(App and web page records)
--------------------------------

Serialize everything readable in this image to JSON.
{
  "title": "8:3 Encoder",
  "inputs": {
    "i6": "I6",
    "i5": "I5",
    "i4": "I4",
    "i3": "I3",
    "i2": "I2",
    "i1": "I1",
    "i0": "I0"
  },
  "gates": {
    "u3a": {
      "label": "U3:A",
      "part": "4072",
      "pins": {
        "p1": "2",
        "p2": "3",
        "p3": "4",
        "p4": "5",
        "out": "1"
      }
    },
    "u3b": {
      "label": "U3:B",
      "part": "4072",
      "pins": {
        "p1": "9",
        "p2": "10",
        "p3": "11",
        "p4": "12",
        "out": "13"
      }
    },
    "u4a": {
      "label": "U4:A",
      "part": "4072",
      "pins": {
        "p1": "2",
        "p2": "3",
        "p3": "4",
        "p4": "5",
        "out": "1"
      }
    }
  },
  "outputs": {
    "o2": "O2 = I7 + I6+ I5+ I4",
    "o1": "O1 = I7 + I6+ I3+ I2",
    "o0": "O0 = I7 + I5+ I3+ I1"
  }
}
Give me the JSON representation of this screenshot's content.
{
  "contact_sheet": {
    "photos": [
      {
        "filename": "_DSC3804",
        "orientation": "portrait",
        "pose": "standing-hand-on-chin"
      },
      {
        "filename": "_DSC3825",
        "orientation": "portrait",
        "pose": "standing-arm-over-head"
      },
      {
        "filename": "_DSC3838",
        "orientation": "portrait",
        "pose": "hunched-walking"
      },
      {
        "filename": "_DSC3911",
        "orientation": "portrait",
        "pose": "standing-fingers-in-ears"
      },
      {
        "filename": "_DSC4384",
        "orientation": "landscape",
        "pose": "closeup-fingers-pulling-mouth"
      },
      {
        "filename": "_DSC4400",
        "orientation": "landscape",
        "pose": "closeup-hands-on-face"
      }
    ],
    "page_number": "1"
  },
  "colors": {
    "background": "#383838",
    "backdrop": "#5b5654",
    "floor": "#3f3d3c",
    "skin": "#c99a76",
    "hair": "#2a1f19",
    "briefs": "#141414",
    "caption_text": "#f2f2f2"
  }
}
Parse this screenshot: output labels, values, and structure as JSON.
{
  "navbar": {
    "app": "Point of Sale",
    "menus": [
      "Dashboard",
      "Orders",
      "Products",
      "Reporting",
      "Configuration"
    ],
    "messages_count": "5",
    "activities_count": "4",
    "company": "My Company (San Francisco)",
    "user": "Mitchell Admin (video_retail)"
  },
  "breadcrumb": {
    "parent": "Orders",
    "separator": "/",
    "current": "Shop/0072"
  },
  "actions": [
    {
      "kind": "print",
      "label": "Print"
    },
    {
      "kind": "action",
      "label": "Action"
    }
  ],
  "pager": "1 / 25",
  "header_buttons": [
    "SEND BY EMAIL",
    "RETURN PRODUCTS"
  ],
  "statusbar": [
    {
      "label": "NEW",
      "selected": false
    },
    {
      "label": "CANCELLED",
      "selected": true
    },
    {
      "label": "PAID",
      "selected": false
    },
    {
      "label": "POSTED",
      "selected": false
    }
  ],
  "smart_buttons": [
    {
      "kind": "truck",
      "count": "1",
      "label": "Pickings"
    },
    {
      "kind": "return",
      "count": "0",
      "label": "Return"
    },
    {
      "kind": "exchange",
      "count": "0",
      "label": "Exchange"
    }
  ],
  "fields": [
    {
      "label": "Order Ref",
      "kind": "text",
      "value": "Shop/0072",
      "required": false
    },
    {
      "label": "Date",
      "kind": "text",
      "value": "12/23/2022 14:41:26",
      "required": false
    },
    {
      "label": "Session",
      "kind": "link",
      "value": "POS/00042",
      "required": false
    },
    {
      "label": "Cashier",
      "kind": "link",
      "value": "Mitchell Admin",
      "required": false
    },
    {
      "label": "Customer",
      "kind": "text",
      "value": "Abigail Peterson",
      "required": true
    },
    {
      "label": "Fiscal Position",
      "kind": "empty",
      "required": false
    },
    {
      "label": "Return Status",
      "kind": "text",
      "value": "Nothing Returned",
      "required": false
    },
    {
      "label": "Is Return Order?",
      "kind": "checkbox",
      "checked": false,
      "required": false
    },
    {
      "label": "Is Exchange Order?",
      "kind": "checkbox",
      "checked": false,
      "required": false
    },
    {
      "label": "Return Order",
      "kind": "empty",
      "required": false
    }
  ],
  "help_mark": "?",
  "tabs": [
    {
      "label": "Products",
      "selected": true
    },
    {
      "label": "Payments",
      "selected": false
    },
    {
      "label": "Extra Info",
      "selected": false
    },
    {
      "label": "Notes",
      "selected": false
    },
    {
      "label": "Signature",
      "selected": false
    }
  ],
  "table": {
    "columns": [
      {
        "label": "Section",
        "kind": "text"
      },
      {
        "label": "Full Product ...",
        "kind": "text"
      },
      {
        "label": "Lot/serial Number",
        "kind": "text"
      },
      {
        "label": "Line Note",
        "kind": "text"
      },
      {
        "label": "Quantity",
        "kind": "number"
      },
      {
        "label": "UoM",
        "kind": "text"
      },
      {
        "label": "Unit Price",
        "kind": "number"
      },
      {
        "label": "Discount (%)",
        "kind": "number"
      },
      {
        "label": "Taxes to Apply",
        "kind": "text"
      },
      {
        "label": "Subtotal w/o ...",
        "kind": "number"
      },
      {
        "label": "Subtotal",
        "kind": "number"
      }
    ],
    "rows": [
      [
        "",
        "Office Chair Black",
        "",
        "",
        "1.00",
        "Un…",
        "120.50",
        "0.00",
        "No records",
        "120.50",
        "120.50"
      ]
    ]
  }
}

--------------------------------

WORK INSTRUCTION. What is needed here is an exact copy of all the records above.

RESULT BELOW.
Serialize everything readable in this image to JSON.
{
  "title": "8:3 Encoder",
  "inputs": {
    "i6": "I6",
    "i5": "I5",
    "i4": "I4",
    "i3": "I3",
    "i2": "I2",
    "i1": "I1",
    "i0": "I0"
  },
  "gates": {
    "u3a": {
      "label": "U3:A",
      "part": "4072",
      "pins": {
        "p1": "2",
        "p2": "3",
        "p3": "4",
        "p4": "5",
        "out": "1"
      }
    },
    "u3b": {
      "label": "U3:B",
      "part": "4072",
      "pins": {
        "p1": "9",
        "p2": "10",
        "p3": "11",
        "p4": "12",
        "out": "13"
      }
    },
    "u4a": {
      "label": "U4:A",
      "part": "4072",
      "pins": {
        "p1": "2",
        "p2": "3",
        "p3": "4",
        "p4": "5",
        "out": "1"
      }
    }
  },
  "outputs": {
    "o2": "O2 = I7 + I6+ I5+ I4",
    "o1": "O1 = I7 + I6+ I3+ I2",
    "o0": "O0 = I7 + I5+ I3+ I1"
  }
}
Give me the JSON representation of this screenshot's content.
{
  "contact_sheet": {
    "photos": [
      {
        "filename": "_DSC3804",
        "orientation": "portrait",
        "pose": "standing-hand-on-chin"
      },
      {
        "filename": "_DSC3825",
        "orientation": "portrait",
        "pose": "standing-arm-over-head"
      },
      {
        "filename": "_DSC3838",
        "orientation": "portrait",
        "pose": "hunched-walking"
      },
      {
        "filename": "_DSC3911",
        "orientation": "portrait",
        "pose": "standing-fingers-in-ears"
      },
      {
        "filename": "_DSC4384",
        "orientation": "landscape",
        "pose": "closeup-fingers-pulling-mouth"
      },
      {
        "filename": "_DSC4400",
        "orientation": "landscape",
        "pose": "closeup-hands-on-face"
      }
    ],
    "page_number": "1"
  },
  "colors": {
    "background": "#383838",
    "backdrop": "#5b5654",
    "floor": "#3f3d3c",
    "skin": "#c99a76",
    "hair": "#2a1f19",
    "briefs": "#141414",
    "caption_text": "#f2f2f2"
  }
}
Parse this screenshot: output labels, values, and structure as JSON.
{
  "navbar": {
    "app": "Point of Sale",
    "menus": [
      "Dashboard",
      "Orders",
      "Products",
      "Reporting",
      "Configuration"
    ],
    "messages_count": "5",
    "activities_count": "4",
    "company": "My Company (San Francisco)",
    "user": "Mitchell Admin (video_retail)"
  },
  "breadcrumb": {
    "parent": "Orders",
    "separator": "/",
    "current": "Shop/0072"
  },
  "actions": [
    {
      "kind": "print",
      "label": "Print"
    },
    {
      "kind": "action",
      "label": "Action"
    }
  ],
  "pager": "1 / 25",
  "header_buttons": [
    "SEND BY EMAIL",
    "RETURN PRODUCTS"
  ],
  "statusbar": [
    {
      "label": "NEW",
      "selected": false
    },
    {
      "label": "CANCELLED",
      "selected": true
    },
    {
      "label": "PAID",
      "selected": false
    },
    {
      "label": "POSTED",
      "selected": false
    }
  ],
  "smart_buttons": [
    {
      "kind": "truck",
      "count": "1",
      "label": "Pickings"
    },
    {
      "kind": "return",
      "count": "0",
      "label": "Return"
    },
    {
      "kind": "exchange",
      "count": "0",
      "label": "Exchange"
    }
  ],
  "fields": [
    {
      "label": "Order Ref",
      "kind": "text",
      "value": "Shop/0072",
      "required": false
    },
    {
      "label": "Date",
      "kind": "text",
      "value": "12/23/2022 14:41:26",
      "required": false
    },
    {
      "label": "Session",
      "kind": "link",
      "value": "POS/00042",
      "required": false
    },
    {
      "label": "Cashier",
      "kind": "link",
      "value": "Mitchell Admin",
      "required": false
    },
    {
      "label": "Customer",
      "kind": "text",
      "value": "Abigail Peterson",
      "required": true
    },
    {
      "label": "Fiscal Position",
      "kind": "empty",
      "required": false
    },
    {
      "label": "Return Status",
      "kind": "text",
      "value": "Nothing Returned",
      "required": false
    },
    {
      "label": "Is Return Order?",
      "kind": "checkbox",
      "checked": false,
      "required": false
    },
    {
      "label": "Is Exchange Order?",
      "kind": "checkbox",
      "checked": false,
      "required": false
    },
    {
      "label": "Return Order",
      "kind": "empty",
      "required": false
    }
  ],
  "help_mark": "?",
  "tabs": [
    {
      "label": "Products",
      "selected": true
    },
    {
      "label": "Payments",
      "selected": false
    },
    {
      "label": "Extra Info",
      "selected": false
    },
    {
      "label": "Notes",
      "selected": false
    },
    {
      "label": "Signature",
      "selected": false
    }
  ],
  "table": {
    "columns": [
      {
        "label": "Section",
        "kind": "text"
      },
      {
        "label": "Full Product ...",
        "kind": "text"
      },
      {
        "label": "Lot/serial Number",
        "kind": "text"
      },
      {
        "label": "Line Note",
        "kind": "text"
      },
      {
        "label": "Quantity",
        "kind": "number"
      },
      {
        "label": "UoM",
        "kind": "text"
      },
      {
        "label": "Unit Price",
        "kind": "number"
      },
      {
        "label": "Discount (%)",
        "kind": "number"
      },
      {
        "label": "Taxes to Apply",
        "kind": "text"
      },
      {
        "label": "Subtotal w/o ...",
        "kind": "number"
      },
      {
        "label": "Subtotal",
        "kind": "number"
      }
    ],
    "rows": [
      [
        "",
        "Office Chair Black",
        "",
        "",
        "1.00",
        "Un…",
        "120.50",
        "0.00",
        "No records",
        "120.50",
        "120.50"
      ]
    ]
  }
}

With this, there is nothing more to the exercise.